It is simply unbelievable that New York’s top health official would not have been informed on statements from leading medical professionals expressing their alarm at one of New York State’s key directives and its potential and alarming risk to the elderly and these residential facilities overall.
Unfortunately, Commissioner Zucker cut short his testimony last Monday, well before questioning could be undertaken by all committee members as well as any follow-up from members, including me.
A second hearing on nursing homes, this one focused on what has happened across Upstate New York, will take place this Monday, August 10, beginning at 10 a.m. You can view it live through the state Senate website: www.nysenate.gov/events.
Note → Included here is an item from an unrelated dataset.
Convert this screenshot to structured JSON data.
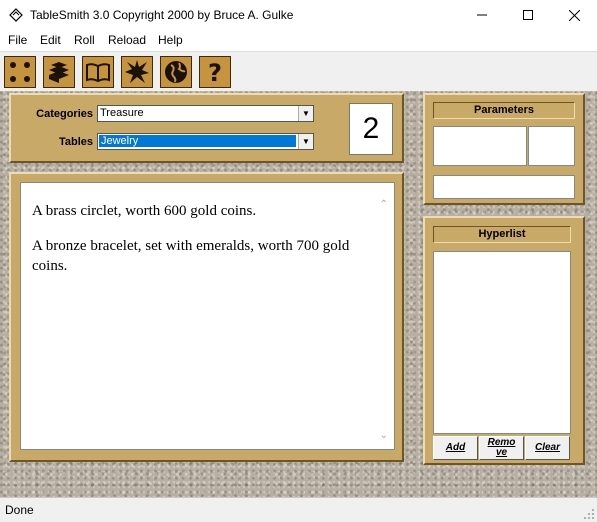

Earlier this week, in my role as the Senate GOP leader on the Investigations Committee, and after Democrat committee leaders continued to fail to issue subpoenas to top Cuomo administration officials, I delivered a letter to Commissioner Zucker requesting that he return again on August 10 to complete his testimony.
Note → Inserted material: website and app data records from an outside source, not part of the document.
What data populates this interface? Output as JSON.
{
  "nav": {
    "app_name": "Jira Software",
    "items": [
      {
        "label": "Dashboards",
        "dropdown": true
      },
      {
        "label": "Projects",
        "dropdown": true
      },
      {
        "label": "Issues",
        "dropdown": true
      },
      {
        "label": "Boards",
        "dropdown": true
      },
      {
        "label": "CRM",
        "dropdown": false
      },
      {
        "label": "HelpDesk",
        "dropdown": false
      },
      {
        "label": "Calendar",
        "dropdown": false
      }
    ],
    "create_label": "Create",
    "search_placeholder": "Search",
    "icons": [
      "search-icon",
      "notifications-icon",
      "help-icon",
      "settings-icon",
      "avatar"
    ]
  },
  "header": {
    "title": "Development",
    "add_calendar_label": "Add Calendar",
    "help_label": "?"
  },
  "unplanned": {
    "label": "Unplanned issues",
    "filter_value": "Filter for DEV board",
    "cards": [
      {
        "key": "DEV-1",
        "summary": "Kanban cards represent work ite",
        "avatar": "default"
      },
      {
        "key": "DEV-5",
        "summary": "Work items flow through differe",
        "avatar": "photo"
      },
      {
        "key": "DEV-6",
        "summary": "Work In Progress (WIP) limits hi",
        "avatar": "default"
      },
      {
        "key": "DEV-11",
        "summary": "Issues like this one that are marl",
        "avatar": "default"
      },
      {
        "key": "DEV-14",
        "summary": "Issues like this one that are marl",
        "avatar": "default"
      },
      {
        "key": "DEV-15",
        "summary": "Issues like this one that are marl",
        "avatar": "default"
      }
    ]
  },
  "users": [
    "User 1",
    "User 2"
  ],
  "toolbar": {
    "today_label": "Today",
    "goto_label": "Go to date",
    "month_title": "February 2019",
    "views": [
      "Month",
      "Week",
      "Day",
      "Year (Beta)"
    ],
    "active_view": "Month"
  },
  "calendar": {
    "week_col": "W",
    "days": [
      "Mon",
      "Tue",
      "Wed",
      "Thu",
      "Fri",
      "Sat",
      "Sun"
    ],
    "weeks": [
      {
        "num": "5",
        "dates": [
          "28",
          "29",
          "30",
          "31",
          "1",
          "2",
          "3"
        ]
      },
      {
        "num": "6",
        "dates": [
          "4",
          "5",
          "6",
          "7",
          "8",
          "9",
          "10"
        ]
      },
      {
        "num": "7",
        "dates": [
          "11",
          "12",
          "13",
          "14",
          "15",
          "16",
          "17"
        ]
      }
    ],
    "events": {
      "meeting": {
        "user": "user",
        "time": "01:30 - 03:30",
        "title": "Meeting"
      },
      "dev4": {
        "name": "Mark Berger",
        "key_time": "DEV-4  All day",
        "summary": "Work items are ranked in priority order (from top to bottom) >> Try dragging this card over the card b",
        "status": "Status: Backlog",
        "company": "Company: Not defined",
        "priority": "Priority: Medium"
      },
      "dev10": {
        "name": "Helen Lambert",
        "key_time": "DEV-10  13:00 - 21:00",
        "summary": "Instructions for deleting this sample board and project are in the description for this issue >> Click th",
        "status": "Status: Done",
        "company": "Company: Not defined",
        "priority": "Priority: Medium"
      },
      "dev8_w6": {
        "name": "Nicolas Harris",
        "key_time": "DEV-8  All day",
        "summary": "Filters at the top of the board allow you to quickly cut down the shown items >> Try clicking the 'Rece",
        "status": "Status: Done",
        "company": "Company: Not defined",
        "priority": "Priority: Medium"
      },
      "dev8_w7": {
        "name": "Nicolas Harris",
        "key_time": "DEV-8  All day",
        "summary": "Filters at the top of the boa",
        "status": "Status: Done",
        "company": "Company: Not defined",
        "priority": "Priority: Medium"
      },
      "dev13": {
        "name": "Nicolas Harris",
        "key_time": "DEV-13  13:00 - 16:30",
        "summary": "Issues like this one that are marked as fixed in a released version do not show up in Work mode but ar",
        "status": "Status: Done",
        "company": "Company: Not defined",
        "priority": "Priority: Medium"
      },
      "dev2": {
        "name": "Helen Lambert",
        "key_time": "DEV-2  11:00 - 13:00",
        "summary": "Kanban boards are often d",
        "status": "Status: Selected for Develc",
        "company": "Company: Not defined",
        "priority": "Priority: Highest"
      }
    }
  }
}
“It was unfortunate,” I wrote, “that your testimony (on August 3) was inexplicably cut short before all committee members had an opportunity to ask questions of you and that numerous inquiries were met with incomplete responses or a lack of data. This left many legislators – and the New Yorkers they represent – with many questions unanswered.”
I outlined a series of these unanswered questions and lines of inquiry [you can read my letter and the statements referenced above in the document attached above].
The Cuomo administration cannot and should not attempt to stonewall its way out of answers to these admittedly tough questions.
The remarkable lack of knowledge and transparency on the human toll in nursing homes, assisted living and long-term care facilities by the Department of Health and the Cuomo administration is indefensible.
I hope that Commissioner Zucker testifies for the length of time needed, and with proper preparation and data, to provide the Senate, Assembly, and most importantly grieving families, what is needed to understand how this tragedy unfolded among our most vulnerable population – so that we can have the knowledge and understanding we need to try to ensure that it never happens again.
[UPDATE, August 10: DOH Commissioner Zucker chose not to appear at today's legislative hearing.]